Across all the records, filter for lines with the word "快速访问" and copy them.

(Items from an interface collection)
________________________

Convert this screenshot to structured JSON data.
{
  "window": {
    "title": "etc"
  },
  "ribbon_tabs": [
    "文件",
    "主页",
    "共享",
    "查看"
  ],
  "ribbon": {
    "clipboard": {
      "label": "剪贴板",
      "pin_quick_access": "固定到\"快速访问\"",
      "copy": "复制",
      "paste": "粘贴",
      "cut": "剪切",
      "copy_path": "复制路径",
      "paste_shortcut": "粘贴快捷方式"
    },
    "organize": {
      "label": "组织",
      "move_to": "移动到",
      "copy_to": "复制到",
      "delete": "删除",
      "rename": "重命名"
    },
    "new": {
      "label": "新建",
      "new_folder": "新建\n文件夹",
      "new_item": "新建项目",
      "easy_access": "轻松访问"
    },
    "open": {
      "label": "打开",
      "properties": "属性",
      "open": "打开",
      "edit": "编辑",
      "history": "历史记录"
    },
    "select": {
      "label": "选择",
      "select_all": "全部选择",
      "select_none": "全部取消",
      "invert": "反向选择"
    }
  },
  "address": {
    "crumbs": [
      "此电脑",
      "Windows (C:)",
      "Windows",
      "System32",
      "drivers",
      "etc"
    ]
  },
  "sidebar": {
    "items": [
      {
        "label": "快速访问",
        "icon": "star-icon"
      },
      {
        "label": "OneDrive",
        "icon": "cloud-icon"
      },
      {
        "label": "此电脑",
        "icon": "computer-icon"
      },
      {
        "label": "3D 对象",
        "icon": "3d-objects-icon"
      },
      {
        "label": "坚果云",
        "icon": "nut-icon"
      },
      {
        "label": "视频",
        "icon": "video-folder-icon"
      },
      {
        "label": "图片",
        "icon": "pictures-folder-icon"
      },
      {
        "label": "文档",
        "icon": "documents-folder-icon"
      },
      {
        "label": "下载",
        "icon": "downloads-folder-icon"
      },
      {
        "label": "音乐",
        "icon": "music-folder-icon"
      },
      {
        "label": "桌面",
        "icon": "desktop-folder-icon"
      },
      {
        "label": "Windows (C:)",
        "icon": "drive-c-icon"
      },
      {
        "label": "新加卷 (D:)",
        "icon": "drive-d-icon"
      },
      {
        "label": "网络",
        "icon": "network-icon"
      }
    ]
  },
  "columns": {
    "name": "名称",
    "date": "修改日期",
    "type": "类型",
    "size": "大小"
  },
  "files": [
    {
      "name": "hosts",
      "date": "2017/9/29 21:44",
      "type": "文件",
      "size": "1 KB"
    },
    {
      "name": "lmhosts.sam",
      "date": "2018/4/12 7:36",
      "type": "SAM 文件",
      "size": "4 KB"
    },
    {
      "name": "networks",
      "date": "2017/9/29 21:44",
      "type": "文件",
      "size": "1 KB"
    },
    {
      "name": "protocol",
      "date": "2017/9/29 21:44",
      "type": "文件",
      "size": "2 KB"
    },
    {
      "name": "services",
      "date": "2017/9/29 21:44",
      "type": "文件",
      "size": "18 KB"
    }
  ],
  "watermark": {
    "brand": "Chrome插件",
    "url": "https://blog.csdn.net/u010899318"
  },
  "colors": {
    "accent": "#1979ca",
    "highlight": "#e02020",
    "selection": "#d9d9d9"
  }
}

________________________

## TASK ANSWER
      "pin_quick_access": "固定到\"快速访问\"",
        "label": "快速访问",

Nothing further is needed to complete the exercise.